• _Records to process_
_ _ _

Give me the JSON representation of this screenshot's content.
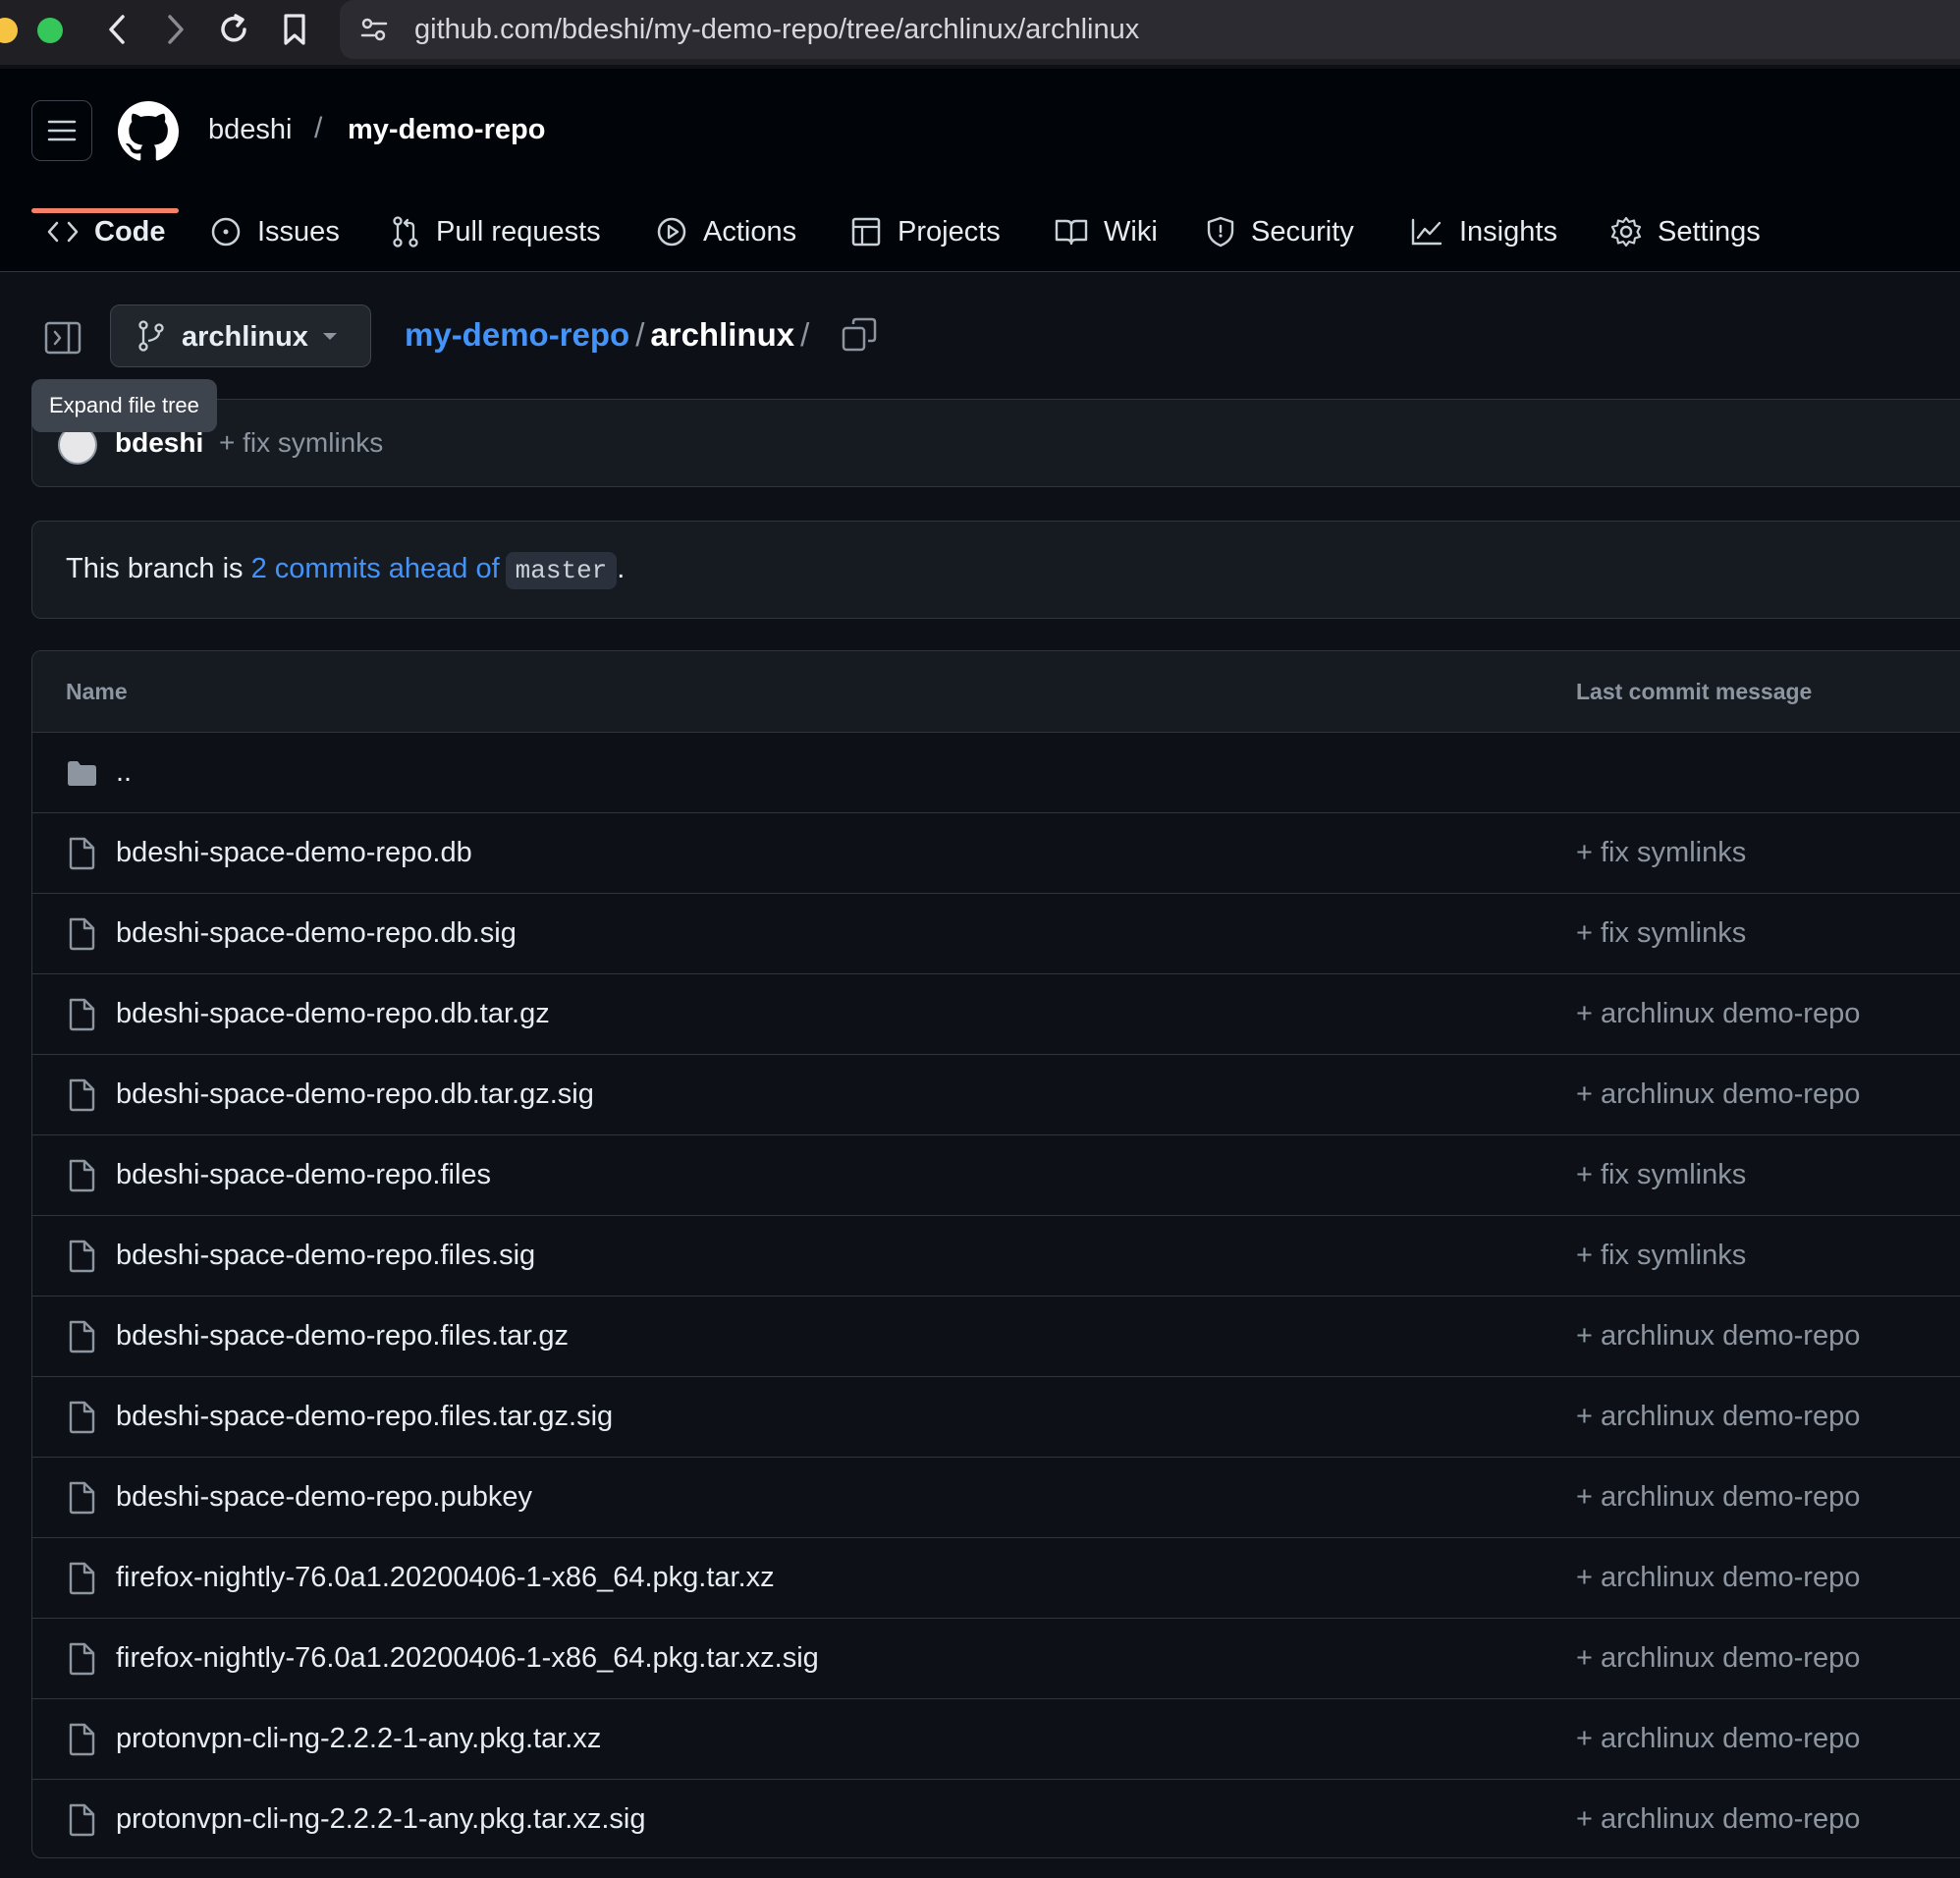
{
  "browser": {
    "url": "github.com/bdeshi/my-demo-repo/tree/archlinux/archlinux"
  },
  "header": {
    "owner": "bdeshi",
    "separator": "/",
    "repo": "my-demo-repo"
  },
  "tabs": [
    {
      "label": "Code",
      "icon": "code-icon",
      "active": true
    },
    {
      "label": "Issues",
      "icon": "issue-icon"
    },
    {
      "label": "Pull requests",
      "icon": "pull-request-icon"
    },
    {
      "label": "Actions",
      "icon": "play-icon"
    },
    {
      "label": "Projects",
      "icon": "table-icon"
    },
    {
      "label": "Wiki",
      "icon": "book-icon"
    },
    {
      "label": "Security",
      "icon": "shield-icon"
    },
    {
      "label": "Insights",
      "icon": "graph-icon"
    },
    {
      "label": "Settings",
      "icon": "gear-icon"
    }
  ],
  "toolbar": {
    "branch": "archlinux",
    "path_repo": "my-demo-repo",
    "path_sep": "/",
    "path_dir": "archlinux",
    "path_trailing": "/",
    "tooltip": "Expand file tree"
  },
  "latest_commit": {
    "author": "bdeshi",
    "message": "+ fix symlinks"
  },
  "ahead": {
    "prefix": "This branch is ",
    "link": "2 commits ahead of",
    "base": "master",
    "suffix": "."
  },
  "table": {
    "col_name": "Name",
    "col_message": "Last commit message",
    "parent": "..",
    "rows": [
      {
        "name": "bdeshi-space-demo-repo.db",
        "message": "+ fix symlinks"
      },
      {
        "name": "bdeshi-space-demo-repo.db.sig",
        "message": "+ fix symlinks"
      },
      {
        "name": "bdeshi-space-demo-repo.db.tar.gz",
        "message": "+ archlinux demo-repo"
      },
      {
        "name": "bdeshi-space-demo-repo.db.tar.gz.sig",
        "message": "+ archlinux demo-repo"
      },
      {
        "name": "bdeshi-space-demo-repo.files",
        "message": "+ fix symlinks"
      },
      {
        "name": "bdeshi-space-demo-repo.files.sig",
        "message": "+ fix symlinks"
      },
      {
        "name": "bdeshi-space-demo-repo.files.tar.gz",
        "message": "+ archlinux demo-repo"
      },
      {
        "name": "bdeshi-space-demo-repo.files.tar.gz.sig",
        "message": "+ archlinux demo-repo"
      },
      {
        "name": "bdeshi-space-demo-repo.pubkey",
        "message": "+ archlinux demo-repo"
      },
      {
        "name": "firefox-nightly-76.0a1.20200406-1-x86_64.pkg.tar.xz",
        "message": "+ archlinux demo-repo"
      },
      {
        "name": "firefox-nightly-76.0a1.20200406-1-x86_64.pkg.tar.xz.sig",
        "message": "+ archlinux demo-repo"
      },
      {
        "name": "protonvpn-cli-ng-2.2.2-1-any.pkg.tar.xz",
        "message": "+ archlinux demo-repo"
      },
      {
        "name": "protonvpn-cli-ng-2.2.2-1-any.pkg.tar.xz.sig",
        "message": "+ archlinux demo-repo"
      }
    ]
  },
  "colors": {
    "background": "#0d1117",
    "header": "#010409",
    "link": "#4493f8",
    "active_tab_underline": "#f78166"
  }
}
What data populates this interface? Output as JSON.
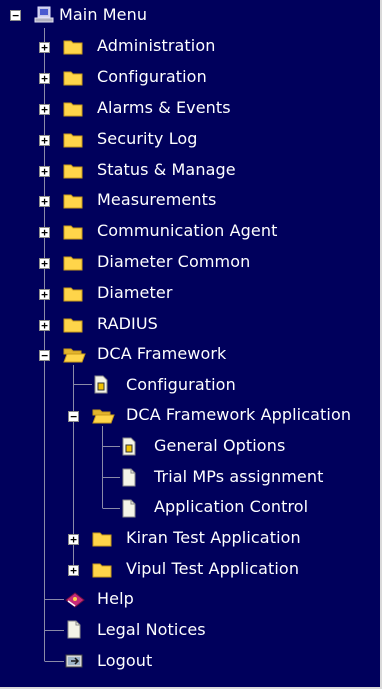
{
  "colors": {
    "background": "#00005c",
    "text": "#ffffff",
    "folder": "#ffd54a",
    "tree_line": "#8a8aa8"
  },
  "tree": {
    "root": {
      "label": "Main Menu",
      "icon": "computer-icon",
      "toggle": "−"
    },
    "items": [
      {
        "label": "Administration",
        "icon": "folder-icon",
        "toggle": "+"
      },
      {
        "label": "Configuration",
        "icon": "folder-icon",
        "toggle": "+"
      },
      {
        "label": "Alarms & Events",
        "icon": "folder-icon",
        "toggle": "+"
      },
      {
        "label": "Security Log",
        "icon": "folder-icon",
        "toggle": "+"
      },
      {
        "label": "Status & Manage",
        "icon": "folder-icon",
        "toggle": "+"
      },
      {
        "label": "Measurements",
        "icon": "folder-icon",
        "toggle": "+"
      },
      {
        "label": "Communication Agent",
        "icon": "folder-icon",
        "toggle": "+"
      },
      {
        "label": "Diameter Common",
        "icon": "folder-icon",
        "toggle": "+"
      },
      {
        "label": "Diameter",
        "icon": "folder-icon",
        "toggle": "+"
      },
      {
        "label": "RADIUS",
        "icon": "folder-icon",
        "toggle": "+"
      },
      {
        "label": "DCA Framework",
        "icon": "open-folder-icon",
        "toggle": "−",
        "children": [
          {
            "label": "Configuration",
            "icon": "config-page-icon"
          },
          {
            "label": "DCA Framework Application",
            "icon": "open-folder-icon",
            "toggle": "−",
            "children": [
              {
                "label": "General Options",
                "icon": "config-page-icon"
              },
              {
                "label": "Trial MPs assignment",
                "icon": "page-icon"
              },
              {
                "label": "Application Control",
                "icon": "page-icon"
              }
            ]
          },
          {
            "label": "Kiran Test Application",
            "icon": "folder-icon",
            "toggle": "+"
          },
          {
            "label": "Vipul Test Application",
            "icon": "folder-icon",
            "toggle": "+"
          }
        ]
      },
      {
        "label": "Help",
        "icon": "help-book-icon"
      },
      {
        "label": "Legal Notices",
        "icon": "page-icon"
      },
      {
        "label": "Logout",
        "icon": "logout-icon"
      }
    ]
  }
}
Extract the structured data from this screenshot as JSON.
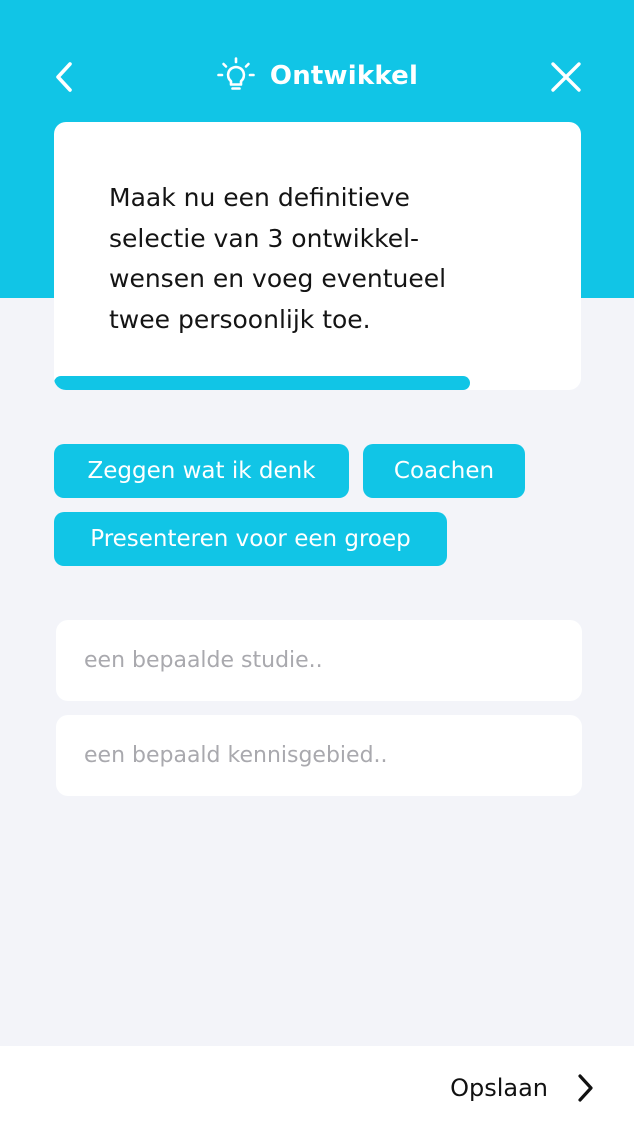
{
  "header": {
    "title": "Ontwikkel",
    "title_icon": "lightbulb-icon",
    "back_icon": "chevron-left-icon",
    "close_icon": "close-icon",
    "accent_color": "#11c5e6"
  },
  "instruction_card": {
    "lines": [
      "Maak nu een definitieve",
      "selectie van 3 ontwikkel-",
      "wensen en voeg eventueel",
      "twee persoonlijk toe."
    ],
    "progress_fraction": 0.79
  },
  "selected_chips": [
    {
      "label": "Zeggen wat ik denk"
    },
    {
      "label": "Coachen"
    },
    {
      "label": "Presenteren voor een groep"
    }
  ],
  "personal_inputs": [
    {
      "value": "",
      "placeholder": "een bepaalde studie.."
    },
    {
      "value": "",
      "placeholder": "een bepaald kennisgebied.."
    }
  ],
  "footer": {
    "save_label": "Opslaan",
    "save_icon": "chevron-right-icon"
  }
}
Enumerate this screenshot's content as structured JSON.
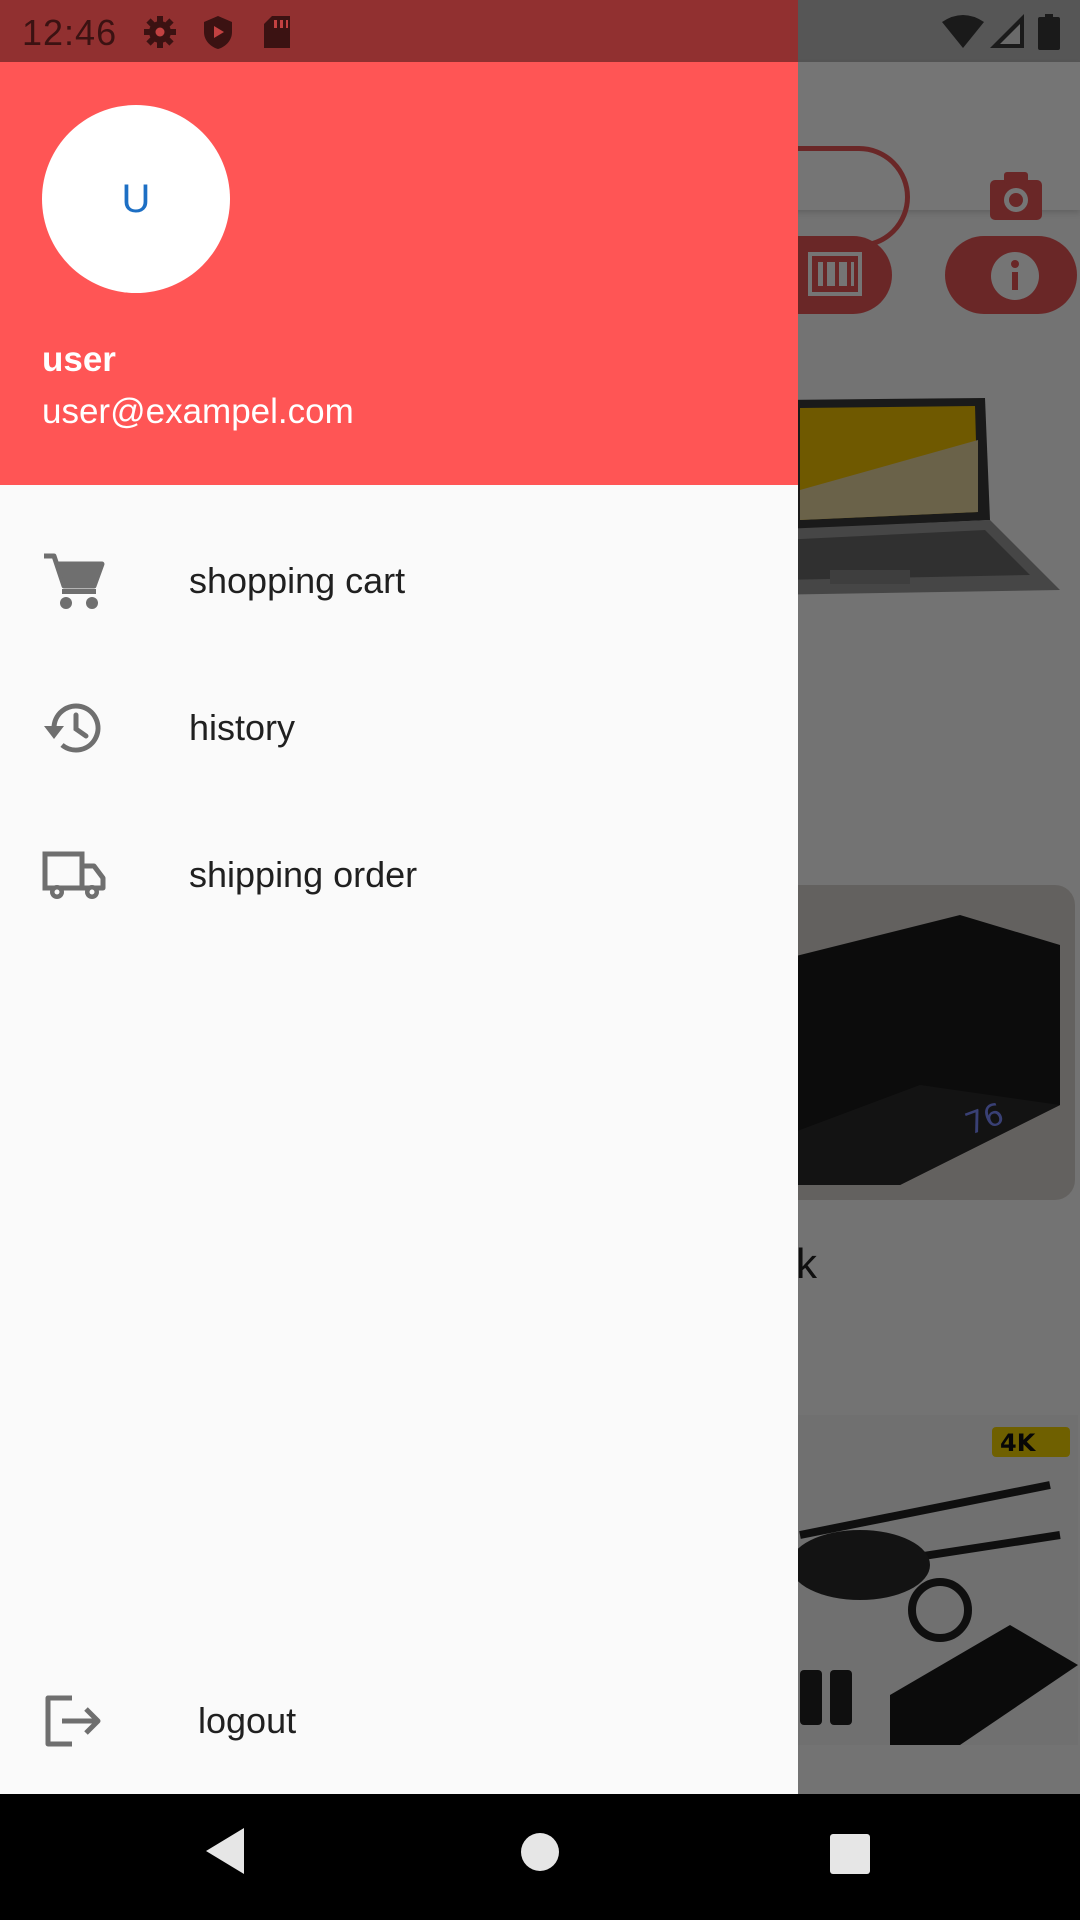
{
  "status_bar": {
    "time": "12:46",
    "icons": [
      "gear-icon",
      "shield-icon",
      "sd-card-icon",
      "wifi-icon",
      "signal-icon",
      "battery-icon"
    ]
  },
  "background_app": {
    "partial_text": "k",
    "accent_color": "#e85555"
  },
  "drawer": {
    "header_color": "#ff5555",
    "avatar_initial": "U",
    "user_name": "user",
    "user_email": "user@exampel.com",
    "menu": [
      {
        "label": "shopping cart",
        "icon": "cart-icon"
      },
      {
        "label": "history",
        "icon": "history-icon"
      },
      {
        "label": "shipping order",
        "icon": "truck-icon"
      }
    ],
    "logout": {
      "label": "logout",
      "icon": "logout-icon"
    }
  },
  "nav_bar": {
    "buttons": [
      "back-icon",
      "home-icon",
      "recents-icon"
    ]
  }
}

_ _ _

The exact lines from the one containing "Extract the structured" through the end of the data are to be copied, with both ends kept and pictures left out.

Extract the structured data from this screenshot as JSON.
{
  "header": {
    "title": "Ontwikkel",
    "title_icon": "lightbulb-icon",
    "back_icon": "chevron-left-icon",
    "close_icon": "close-icon",
    "accent_color": "#11c5e6"
  },
  "instruction_card": {
    "lines": [
      "Maak nu een definitieve",
      "selectie van 3 ontwikkel-",
      "wensen en voeg eventueel",
      "twee persoonlijk toe."
    ],
    "progress_fraction": 0.79
  },
  "selected_chips": [
    {
      "label": "Zeggen wat ik denk"
    },
    {
      "label": "Coachen"
    },
    {
      "label": "Presenteren voor een groep"
    }
  ],
  "personal_inputs": [
    {
      "value": "",
      "placeholder": "een bepaalde studie.."
    },
    {
      "value": "",
      "placeholder": "een bepaald kennisgebied.."
    }
  ],
  "footer": {
    "save_label": "Opslaan",
    "save_icon": "chevron-right-icon"
  }
}
Enumerate this screenshot's content as structured JSON.
{
  "status_bar": {
    "time": "12:46",
    "icons": [
      "gear-icon",
      "shield-icon",
      "sd-card-icon",
      "wifi-icon",
      "signal-icon",
      "battery-icon"
    ]
  },
  "background_app": {
    "partial_text": "k",
    "accent_color": "#e85555"
  },
  "drawer": {
    "header_color": "#ff5555",
    "avatar_initial": "U",
    "user_name": "user",
    "user_email": "user@exampel.com",
    "menu": [
      {
        "label": "shopping cart",
        "icon": "cart-icon"
      },
      {
        "label": "history",
        "icon": "history-icon"
      },
      {
        "label": "shipping order",
        "icon": "truck-icon"
      }
    ],
    "logout": {
      "label": "logout",
      "icon": "logout-icon"
    }
  },
  "nav_bar": {
    "buttons": [
      "back-icon",
      "home-icon",
      "recents-icon"
    ]
  }
}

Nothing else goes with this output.